This begs the question, how is a show – and its protagonist – named after such apparent unattractiveness so damn popular?

 “Fleabaggy-ness”

The answer is in Waller-Bridge’s creation, ‘fleabag’ herself. 

Waller-Bridge states the name ‘fleabag’ imbues the show with the “subtext of “fleabaggy-ness”. It felt right because, “there’s a messy connotation to it”.

This “fleabaggy-ness” only contrasts with the protagonist’s general…put-togetherness. The unnamed ‘fleabag’ is all chic trench coats, carefully applied lipstick, feminist lectures and silent wellness retreats. But she is also all broke, sad, angry, seemingly nameless and sometimes, cruel, as she tries to navigate London millennial life.

‘Fleabag’ has therefore taken on a new meaning as the messy millennial experience. Outwardly achieving, glowing, avocado-on-toast-ing – but inwardly flailing and doubting.

Despite the fact her attitude and behaviour, her obvious fleabaggy-ness, often goes against what society usually tells us is the ‘norm’, Waller-Bridge’s antihero is lovable and relatable.  Perhaps this is where the Urban Dictionary’s definition of ‘fleabag’ gains relevance: “an affectionate name for an old dog or cat with fleas”. 

We are all old dogs and cats with our own unappealing ticks and fleas. Waller-Bridge’s interpretation of the word ‘fleabag’, and the public’s celebration of it, shows that hey, even if you view yourself as: “a greedy, perverted, selfish, apathetic, cynical, depraved, morally bankrupt woman who can’t even call herself a feminist” (episode #1.1), society will still love you. 

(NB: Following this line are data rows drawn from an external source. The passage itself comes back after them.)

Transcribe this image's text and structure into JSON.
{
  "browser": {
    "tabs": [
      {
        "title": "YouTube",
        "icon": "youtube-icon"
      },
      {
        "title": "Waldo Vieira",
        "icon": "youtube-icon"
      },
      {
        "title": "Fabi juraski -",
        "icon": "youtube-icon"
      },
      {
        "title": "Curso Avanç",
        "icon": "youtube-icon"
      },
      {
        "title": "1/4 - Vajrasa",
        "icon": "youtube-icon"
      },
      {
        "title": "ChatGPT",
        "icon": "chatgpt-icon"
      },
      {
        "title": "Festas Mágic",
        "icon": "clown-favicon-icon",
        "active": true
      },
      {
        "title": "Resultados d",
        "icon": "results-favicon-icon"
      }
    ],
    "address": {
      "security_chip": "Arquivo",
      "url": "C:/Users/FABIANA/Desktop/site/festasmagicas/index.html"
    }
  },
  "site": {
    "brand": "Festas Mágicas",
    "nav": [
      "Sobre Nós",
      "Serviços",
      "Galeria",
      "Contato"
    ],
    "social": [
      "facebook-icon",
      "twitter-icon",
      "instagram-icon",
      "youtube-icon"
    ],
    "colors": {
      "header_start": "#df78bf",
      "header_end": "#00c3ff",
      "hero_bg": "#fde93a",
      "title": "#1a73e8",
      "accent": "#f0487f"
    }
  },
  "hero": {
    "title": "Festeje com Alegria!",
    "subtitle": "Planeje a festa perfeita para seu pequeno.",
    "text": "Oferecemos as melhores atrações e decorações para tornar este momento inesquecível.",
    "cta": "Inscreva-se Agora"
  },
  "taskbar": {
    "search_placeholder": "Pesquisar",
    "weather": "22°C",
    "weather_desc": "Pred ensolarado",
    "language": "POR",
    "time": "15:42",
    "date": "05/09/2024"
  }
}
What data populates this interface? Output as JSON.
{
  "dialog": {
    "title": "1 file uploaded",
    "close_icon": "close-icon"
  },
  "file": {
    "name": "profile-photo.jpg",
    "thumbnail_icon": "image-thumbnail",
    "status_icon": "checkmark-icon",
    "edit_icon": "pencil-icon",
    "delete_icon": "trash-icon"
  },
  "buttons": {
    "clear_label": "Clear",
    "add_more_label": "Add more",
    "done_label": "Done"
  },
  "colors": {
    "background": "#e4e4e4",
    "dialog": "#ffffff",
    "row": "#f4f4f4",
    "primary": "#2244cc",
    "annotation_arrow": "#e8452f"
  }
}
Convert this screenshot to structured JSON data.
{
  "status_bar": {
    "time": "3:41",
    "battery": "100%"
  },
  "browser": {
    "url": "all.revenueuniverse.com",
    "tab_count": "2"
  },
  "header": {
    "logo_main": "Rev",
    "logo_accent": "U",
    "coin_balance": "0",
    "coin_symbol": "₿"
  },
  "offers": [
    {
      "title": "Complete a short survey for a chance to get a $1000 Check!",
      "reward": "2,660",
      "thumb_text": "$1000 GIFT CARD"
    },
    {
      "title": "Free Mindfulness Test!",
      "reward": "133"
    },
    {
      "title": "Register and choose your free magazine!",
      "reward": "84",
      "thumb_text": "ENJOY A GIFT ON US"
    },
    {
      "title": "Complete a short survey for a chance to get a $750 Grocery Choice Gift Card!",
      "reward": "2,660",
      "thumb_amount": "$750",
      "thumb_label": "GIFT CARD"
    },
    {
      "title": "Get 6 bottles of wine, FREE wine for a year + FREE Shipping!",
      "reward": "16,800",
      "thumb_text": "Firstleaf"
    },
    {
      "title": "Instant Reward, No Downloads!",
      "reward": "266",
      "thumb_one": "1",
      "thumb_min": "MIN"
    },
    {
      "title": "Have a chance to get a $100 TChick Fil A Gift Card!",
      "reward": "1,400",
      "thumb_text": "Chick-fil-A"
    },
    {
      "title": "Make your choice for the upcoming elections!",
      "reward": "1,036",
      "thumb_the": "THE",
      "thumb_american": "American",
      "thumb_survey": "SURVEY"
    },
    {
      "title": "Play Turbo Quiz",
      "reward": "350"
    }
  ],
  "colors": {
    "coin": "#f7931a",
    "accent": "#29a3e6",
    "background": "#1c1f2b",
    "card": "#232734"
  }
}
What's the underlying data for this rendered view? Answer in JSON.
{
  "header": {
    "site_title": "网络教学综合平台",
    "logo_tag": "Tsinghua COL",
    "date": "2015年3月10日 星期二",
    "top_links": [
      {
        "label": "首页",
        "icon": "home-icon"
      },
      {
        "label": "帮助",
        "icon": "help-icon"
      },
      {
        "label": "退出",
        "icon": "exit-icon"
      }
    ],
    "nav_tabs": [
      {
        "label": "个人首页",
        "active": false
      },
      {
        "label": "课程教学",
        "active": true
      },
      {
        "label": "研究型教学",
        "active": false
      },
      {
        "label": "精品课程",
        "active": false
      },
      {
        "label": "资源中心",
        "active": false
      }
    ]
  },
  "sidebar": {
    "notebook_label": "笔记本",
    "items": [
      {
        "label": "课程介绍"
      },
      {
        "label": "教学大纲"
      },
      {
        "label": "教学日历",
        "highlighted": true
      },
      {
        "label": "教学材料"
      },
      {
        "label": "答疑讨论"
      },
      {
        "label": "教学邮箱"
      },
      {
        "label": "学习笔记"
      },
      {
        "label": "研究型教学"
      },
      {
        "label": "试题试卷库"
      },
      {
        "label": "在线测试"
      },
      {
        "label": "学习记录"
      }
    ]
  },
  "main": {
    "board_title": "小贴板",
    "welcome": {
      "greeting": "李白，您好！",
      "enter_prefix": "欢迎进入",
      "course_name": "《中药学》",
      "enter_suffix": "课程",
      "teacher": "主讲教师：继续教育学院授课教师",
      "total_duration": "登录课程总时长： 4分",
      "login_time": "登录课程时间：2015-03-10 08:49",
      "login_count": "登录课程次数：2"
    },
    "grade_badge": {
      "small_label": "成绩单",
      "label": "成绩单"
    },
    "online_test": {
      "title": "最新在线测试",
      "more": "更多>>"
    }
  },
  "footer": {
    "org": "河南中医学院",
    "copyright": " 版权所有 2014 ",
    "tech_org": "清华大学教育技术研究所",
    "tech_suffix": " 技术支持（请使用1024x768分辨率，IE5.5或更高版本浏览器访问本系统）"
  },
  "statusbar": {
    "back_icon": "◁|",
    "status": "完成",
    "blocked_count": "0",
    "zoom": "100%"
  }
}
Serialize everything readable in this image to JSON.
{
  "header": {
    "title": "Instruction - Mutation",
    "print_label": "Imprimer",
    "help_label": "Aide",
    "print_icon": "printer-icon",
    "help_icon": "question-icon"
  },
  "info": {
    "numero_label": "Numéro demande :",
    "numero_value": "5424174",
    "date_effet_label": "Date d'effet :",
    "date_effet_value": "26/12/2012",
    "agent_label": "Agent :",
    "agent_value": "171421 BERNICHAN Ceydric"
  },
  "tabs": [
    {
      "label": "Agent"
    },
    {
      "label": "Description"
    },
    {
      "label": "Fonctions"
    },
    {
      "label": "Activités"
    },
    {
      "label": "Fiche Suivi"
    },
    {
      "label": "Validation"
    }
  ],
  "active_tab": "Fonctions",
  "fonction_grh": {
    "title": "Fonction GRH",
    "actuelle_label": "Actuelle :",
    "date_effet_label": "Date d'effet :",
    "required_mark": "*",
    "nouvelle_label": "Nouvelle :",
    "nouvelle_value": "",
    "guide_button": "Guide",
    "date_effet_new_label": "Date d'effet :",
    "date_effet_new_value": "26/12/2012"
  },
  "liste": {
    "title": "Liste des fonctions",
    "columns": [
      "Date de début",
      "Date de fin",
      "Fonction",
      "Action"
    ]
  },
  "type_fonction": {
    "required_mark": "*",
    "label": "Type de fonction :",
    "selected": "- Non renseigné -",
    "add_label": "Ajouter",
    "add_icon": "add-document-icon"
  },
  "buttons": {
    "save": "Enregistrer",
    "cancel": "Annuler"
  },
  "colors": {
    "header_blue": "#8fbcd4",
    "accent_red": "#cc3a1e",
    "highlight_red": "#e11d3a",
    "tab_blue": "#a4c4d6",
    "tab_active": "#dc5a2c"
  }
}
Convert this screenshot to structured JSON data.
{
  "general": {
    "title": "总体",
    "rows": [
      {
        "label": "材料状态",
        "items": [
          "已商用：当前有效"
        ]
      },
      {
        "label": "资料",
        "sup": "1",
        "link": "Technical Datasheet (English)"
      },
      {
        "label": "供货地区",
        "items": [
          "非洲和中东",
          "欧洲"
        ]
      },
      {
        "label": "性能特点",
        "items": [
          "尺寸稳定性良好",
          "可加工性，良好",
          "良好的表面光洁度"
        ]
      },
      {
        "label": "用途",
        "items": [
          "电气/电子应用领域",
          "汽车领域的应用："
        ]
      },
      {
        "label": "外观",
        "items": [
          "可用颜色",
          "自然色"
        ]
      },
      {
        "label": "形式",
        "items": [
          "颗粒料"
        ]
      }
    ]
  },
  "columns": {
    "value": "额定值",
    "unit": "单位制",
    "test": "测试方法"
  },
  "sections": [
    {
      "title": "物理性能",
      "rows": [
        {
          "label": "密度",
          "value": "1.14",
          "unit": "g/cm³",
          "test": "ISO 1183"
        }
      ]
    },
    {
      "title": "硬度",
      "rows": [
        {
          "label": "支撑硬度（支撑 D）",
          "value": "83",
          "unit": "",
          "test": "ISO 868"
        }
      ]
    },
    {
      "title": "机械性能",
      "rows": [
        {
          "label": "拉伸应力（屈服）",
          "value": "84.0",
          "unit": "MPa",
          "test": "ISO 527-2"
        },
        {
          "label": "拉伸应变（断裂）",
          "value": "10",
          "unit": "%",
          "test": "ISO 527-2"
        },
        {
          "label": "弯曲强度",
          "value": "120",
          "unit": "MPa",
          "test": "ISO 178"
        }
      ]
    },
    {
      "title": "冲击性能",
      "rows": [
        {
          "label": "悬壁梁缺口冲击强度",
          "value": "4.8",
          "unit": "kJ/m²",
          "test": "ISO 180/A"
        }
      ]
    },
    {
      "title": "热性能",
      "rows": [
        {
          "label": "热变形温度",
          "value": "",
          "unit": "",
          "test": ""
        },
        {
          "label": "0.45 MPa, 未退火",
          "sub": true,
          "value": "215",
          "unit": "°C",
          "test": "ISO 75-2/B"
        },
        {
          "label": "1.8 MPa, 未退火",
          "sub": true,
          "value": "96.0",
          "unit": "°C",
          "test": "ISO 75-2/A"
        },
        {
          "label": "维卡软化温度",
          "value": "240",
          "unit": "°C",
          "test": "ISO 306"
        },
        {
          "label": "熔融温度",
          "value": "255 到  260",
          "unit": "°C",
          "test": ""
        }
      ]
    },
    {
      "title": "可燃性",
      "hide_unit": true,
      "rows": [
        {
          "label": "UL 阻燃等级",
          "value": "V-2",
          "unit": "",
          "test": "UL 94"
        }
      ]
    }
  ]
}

And so, in a truly philosophical sign off, go forth and embrace your flea-ridden self.